## [WHAT YOU ARE ASKED TO DO]
Search the records below for the word "JSON". Pull out each line that has it.

Start of EXERCISE DATA

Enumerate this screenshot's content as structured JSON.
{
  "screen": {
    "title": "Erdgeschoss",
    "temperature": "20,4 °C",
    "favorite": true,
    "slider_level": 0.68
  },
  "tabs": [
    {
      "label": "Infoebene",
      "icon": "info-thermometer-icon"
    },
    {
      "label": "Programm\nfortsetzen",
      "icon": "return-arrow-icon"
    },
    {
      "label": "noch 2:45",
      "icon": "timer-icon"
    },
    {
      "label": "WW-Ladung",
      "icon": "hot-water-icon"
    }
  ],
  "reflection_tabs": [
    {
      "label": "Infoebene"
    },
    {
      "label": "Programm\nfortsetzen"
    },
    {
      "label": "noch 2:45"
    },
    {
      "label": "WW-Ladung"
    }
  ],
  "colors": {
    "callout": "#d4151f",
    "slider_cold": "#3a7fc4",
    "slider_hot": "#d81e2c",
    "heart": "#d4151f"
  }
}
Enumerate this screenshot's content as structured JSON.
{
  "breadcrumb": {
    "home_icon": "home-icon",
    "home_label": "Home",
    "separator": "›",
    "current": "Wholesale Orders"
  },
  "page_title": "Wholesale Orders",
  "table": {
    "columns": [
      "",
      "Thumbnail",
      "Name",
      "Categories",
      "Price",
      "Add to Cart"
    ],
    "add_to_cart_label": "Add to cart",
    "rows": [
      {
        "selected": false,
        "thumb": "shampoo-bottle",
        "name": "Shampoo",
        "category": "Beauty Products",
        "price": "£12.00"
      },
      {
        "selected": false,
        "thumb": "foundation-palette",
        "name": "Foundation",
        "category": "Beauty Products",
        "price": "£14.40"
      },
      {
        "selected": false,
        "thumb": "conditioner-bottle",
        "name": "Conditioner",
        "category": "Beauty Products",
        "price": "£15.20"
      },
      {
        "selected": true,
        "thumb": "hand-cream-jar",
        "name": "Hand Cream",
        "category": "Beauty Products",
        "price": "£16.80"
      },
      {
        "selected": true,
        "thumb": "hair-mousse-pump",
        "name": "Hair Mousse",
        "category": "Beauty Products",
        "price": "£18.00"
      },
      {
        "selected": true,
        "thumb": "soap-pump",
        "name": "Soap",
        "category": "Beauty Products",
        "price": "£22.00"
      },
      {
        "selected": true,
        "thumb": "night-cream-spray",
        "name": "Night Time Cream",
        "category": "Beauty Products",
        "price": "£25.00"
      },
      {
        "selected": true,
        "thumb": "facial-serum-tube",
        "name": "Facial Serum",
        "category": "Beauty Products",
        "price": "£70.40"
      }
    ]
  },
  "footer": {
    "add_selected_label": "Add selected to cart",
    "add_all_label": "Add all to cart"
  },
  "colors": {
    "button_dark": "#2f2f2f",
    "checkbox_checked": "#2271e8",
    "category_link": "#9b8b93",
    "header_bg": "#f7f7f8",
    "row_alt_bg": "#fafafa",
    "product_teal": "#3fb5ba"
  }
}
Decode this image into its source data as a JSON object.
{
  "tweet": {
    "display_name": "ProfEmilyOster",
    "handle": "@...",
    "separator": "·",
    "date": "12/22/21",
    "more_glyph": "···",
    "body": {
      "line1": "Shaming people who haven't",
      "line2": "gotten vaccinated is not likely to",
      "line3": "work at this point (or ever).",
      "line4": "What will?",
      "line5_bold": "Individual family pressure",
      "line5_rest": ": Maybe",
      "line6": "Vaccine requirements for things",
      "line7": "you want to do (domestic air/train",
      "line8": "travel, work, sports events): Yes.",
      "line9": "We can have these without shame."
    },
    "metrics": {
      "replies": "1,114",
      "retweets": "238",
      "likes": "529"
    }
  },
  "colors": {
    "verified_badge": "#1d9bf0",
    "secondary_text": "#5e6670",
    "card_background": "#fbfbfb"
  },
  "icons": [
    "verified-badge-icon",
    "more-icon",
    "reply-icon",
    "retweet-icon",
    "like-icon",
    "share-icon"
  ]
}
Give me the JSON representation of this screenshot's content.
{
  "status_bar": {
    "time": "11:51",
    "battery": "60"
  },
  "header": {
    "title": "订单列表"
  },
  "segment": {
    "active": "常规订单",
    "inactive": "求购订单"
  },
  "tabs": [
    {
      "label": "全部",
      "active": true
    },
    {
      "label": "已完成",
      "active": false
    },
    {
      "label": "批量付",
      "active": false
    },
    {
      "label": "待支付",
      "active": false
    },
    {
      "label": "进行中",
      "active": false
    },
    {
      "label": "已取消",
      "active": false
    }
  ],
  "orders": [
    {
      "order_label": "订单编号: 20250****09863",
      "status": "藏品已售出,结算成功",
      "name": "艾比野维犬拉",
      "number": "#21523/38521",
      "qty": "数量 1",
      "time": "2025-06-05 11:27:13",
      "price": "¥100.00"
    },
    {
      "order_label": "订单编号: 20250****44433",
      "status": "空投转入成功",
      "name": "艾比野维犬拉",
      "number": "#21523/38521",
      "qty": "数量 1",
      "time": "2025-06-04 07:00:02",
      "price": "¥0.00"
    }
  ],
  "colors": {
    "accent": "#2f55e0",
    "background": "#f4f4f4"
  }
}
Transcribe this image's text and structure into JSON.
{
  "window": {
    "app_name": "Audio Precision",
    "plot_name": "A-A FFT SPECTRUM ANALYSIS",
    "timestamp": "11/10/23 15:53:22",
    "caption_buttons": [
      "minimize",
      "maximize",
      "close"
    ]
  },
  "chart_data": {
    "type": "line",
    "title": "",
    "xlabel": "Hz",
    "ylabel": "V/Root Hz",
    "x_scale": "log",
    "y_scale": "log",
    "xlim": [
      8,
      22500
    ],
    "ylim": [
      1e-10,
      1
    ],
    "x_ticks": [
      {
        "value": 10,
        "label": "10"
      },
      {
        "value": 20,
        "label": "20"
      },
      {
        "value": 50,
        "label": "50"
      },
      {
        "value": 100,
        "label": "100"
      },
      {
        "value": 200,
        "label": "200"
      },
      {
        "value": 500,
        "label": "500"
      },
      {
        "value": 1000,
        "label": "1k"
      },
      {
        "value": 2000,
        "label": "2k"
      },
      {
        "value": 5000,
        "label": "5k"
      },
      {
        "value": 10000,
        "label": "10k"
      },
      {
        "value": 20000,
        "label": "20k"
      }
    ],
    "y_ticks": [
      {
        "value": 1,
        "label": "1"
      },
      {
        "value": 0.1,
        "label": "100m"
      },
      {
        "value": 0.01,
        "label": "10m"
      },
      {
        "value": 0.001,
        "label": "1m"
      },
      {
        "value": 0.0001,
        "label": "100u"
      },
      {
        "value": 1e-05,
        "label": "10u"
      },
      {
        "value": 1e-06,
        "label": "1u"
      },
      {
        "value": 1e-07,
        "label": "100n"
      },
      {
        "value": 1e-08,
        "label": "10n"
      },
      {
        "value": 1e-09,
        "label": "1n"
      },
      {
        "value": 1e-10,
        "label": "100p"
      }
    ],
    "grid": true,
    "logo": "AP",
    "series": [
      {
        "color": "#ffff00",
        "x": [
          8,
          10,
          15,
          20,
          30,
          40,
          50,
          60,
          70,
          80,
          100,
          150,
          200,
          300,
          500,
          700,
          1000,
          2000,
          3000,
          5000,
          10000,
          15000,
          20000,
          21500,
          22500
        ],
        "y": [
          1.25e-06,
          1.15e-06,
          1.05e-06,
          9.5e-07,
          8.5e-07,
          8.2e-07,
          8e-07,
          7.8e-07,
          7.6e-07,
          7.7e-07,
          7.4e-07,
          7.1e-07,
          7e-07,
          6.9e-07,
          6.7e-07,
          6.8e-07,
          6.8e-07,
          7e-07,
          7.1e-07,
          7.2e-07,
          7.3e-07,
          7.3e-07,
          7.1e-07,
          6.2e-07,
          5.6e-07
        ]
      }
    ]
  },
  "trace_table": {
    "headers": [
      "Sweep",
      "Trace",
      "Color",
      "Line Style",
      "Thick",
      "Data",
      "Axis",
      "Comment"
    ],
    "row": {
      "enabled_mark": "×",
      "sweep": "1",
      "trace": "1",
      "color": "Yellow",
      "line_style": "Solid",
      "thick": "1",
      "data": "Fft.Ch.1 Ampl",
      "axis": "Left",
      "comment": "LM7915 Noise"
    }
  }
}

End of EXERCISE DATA

## [ANSWER SECTION]
Enumerate this screenshot's content as structured JSON.
Enumerate this screenshot's content as structured JSON.
Decode this image into its source data as a JSON object.
Give me the JSON representation of this screenshot's content.
Transcribe this image's text and structure into JSON.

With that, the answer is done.